12 Sep What’s behind the rise of elevated post-tensioned slabs?
Post-tensioned concrete in-situ (i.e. formed on site) was first developed in the 1960s. This form of construction has become prevalent throughout the UK, Singapore, Philippines, Australia and the United States.
Until recently, pre-cast concrete construction was the default construction method in this country. However, there are three developments in the past decade or so that have led to post-tensioned slabs becoming much more popular in multi-storey developments.
Firstly, we’ve seen the emergence of material supply chain pressures that have extended construction programmes.
Secondly, seismic events have revealed fundamental structural deficiencies in older construction techniques, leading to a re-appraisal of the place of pre-cast concrete.

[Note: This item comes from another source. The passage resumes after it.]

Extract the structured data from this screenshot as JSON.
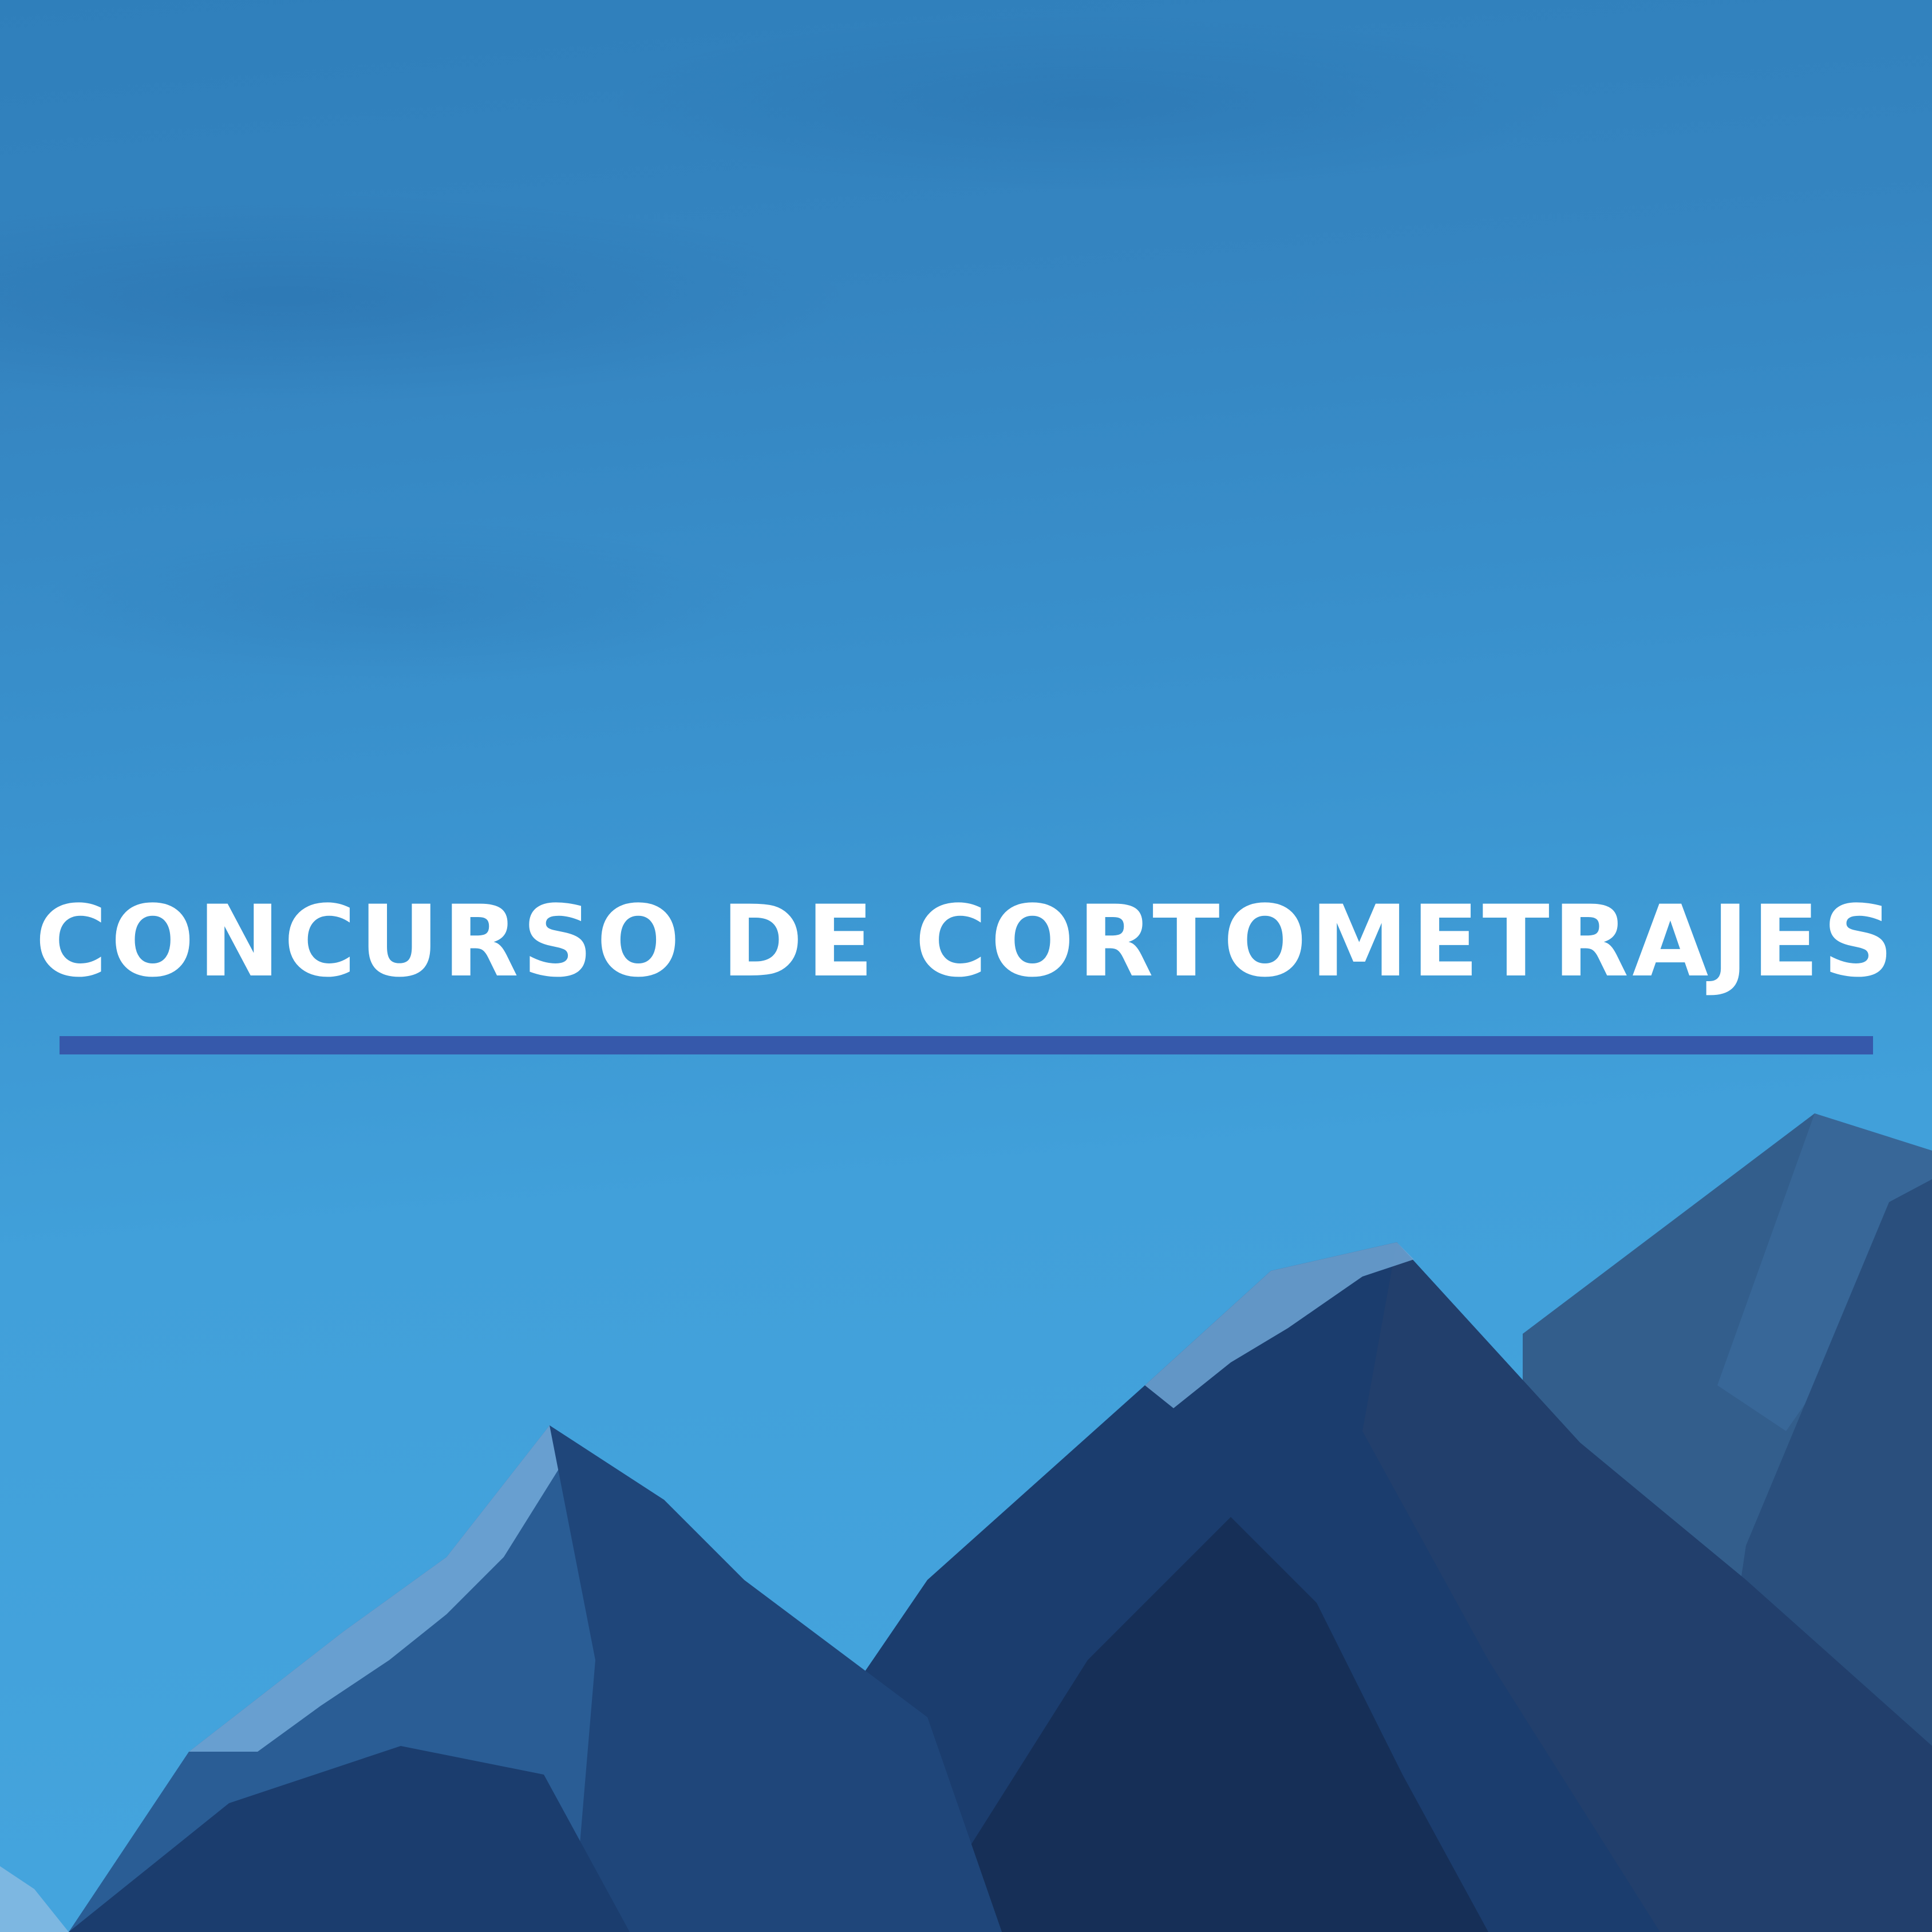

Finally, we have imported overseas labour who are unfamiliar with pre-cast construction. As a result, many local buildings that would have been earmarked for precast construction at the feasibility stage are no longer stacking up as commercially viable.
Why not use steel instead?
Of course, concrete isn’t the only material suitable for high-rise structures. But steel-based construction brings its own issues.
Steel is subject to a volatile pricing index, leading to unpredictable material costs. It also requires expensive coatings for fire and corrosion protection that in turn necessitate ongoing maintenance.
Both steel and pre-cast construction also require significant crane time on site, and need larger cranes due to the size of the components being transported and lifted into place. With elevated post-tensioned slab construction, it is possible for the entire structure to be poured on site, significantly reducing crane dependency.
We look forward to showcasing a number of premier construction projects, from luxury apartments and hotels though to student accommodation, carparks and shopping malls – all of which take advantage of the flexibility and security of elevated post-tensioned slab-based construction.